Sort through the data and copy the lines holding the word "Start".

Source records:

++++++++++

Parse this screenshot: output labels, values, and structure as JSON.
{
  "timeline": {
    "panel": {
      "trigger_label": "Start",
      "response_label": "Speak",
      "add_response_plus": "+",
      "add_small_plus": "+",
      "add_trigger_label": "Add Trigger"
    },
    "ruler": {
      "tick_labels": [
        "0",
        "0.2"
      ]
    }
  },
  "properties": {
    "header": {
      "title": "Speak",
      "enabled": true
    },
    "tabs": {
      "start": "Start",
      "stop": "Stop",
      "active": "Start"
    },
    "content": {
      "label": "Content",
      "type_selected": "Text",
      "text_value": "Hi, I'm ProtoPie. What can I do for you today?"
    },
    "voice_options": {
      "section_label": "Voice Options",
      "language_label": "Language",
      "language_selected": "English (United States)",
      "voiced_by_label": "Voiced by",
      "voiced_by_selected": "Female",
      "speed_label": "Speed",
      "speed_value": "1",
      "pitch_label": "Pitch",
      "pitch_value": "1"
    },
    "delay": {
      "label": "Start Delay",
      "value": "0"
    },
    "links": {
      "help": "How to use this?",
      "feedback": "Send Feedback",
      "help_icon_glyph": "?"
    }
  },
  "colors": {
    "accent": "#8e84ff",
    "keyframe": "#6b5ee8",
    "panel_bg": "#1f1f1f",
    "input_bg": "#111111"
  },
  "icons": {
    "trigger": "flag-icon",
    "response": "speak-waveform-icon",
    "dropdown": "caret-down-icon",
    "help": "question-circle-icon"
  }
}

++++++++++

ANSWER TO THIS TASK:
      "trigger_label": "Start",
      "start": "Start",
      "active": "Start"
      "label": "Start Delay",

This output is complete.